However, there's more to Dead Sara than Armstrong's intrinsically beautiful voice. Guitarist Siouxsie Medley is always on point. Though her partner gets much of the attention on stage, her work with the guitar is amazing as well. Both artists feed off of one another. Siouxsie hits all the right notes, and strums the perfect chords to accentuate the emotional energy of Emily's vocal performance.
The steady presence of Sean Friday and Chris Null brings the Dead Sara sound full circle. They have been playing together for years, and the connection these two have is apparent in every song this band performs. It also helps that they totally believe in the two principle songwriters and feel a sense of honor holding down the fort while their counterparts take center stage. Any time these two anchor the band's now hard rock anthem, "Weatherman", their playing is incredibly tight and the energy they expend is just plain crazy. Chris Null's bass tone is simply ridiculous, and the sweet sounds emanating from his instrument will make your ears bleed.
The third time was the charm for this scribe to see Dead Sara perform. Instead of the usual 30 minutes a band receives as an opening act, the band was allowed a full hour.
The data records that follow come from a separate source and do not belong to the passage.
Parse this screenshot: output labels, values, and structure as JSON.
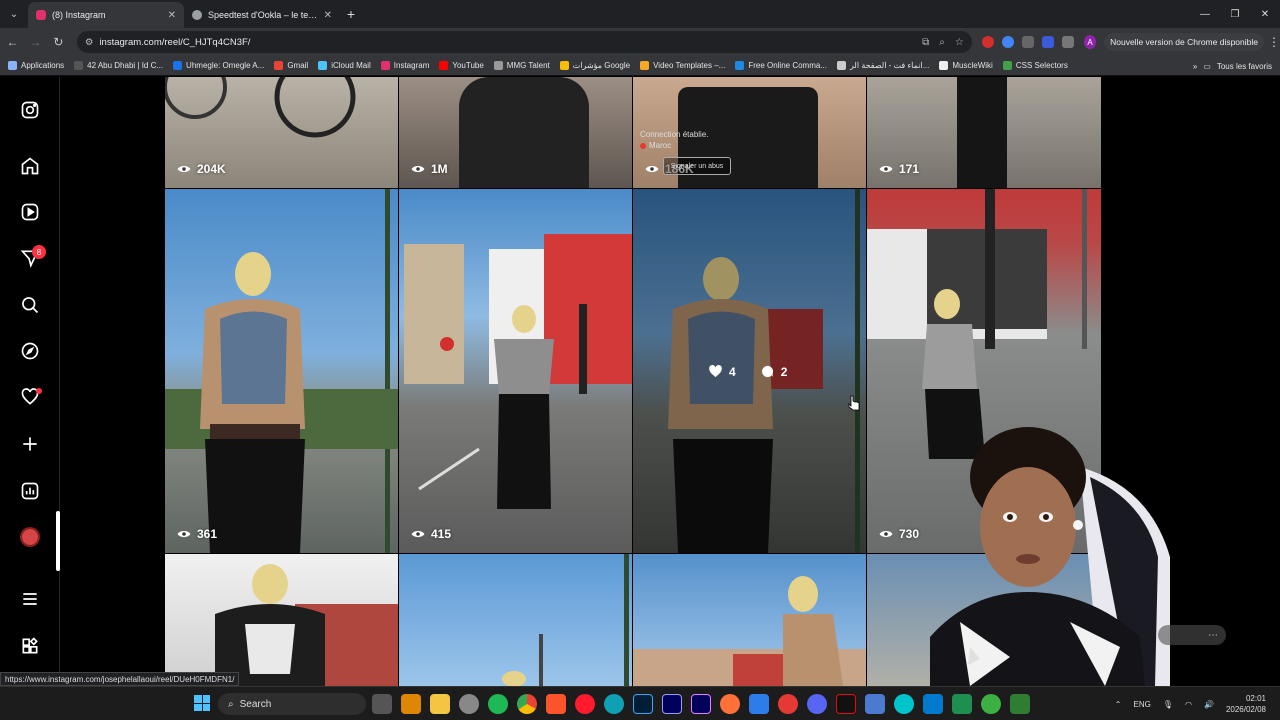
{
  "browser": {
    "tabs": [
      {
        "title": "(8) Instagram",
        "active": true,
        "favicon_color": "#e1306c"
      },
      {
        "title": "Speedtest d'Ookla – le test de v",
        "active": false,
        "favicon_color": "#9aa0a6"
      }
    ],
    "url": "instagram.com/reel/C_HJTq4CN3F/",
    "update_label": "Nouvelle version de Chrome disponible",
    "profile_initial": "A",
    "bookmarks": [
      {
        "label": "Applications",
        "color": "#8ab4f8"
      },
      {
        "label": "42 Abu Dhabi | Id C...",
        "color": "#555"
      },
      {
        "label": "Uhmegle: Omegle A...",
        "color": "#1a73e8"
      },
      {
        "label": "Gmail",
        "color": "#ea4335"
      },
      {
        "label": "iCloud Mail",
        "color": "#4fc3f7"
      },
      {
        "label": "Instagram",
        "color": "#e1306c"
      },
      {
        "label": "YouTube",
        "color": "#ff0000"
      },
      {
        "label": "MMG Talent",
        "color": "#999"
      },
      {
        "label": "مؤشرات Google",
        "color": "#fbbc04"
      },
      {
        "label": "Video Templates –...",
        "color": "#f9a825"
      },
      {
        "label": "Free Online Comma...",
        "color": "#1e88e5"
      },
      {
        "label": "انماء فت - الصفحة الر...",
        "color": "#ccc"
      },
      {
        "label": "MuscleWiki",
        "color": "#eee"
      },
      {
        "label": "CSS Selectors",
        "color": "#43a047"
      }
    ],
    "all_bookmarks_label": "Tous les favoris",
    "status_url": "https://www.instagram.com/josephelallaoui/reel/DUeH0FMDFN1/"
  },
  "instagram": {
    "notification_count": "8",
    "top_row_views": [
      "204K",
      "1M",
      "186K",
      "171"
    ],
    "middle_row_views": [
      "361",
      "415",
      "730"
    ],
    "hover_stats": {
      "likes": "4",
      "comments": "2"
    },
    "toast_line1": "Connection établie.",
    "toast_line2": "Maroc",
    "toast_button": "Signaler un abus"
  },
  "taskbar": {
    "search_label": "Search",
    "language": "ENG",
    "time": "02:01",
    "date": "2026/02/08"
  },
  "colors": {
    "accent": "#0095f6",
    "notification": "#ff3040",
    "sky": "#4a8ac8"
  }
}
They took advantage of it like seasoned pros. Two compositions, "Sorry for it All" and "Testing My Patience" were tour de force songs that really showcased this band at its finest. Other tunes included "Lemon Scent" and "Mother Theresa" from their 2008 release, The Airport Sessions, and a brand new tune slated for their sophomore release.
Dead Sara also managed to throw in a cover during their set, but it wasn't what anyone would have expected. It wasn't from the girl's inspiration Nicks, or their idols Led Zeppelin. No, this group whipped "Killing in the Name Of" by Rage Against the Machine. Emily Armstrong's vocal prowess was fascinating to witness on this song and had the crowd roaring with approval.
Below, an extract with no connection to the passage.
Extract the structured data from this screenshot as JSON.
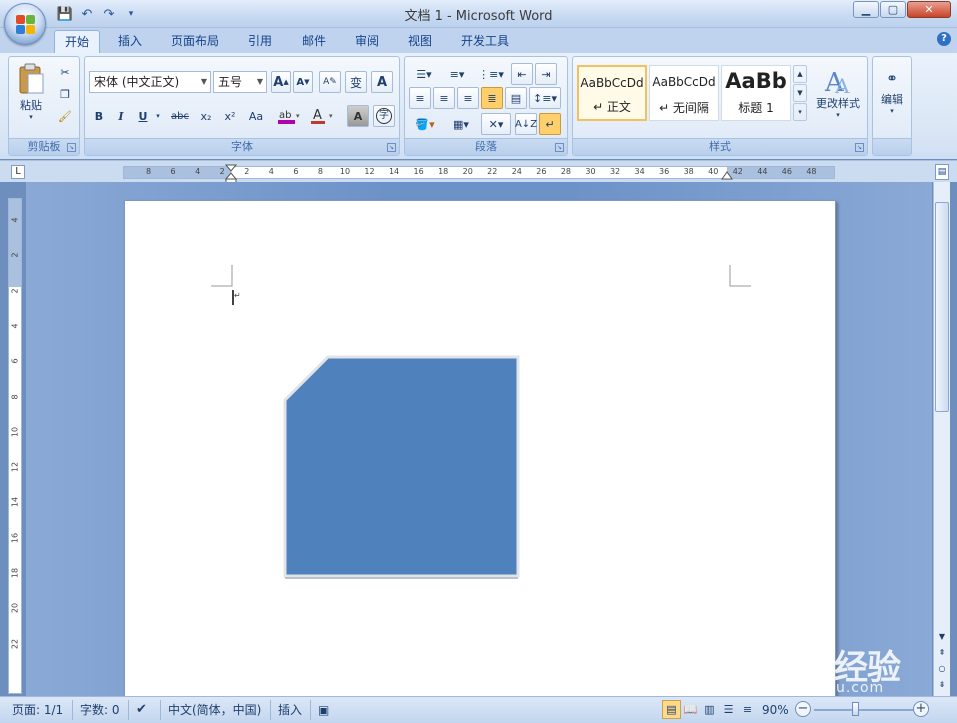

The closing number for this group is always a treat because it typically means you're going to get to see Emily jump off of something very high. Tonight they chose "Weatherman" and the singer didn't disappoint in the aerial hi-jinx department. Midway through the song, the ever nimble Armstrong took a flying leap off of Chris Null's 8 x 10 bass cabinet to add her dramatic flair and exclamation point to the show. It worked!
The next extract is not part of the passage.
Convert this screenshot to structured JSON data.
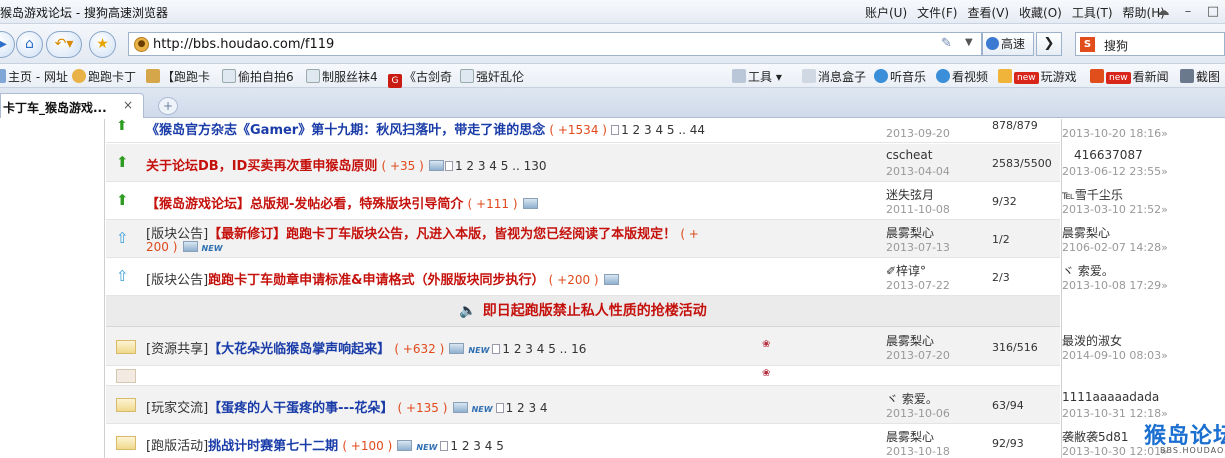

When you have logged as many miles on the road as Dead Sara has, especially the last six months, you would expect a slip up here or there when it comes to performing. Not this band. This band knows it's paying their dues and there is a bright light at the end of their tunnel, aka the Muse tour. They also know they have to bring their "A Game" every night and it's time to record a new album as well. If anything, the extensive touring Dead Sara has undertaken this year has brought this four-piece outfit closer together than ever. It shows in the music they perform not only today, but in the future as well.
"Over the last year," said Armstrong after the show, "we have managed to figure out what we are capable of. Our first album was a little all over the place. Now the four of us know what we are looking for we have developed a more solid and cohesive sound. You'll see it on our next record."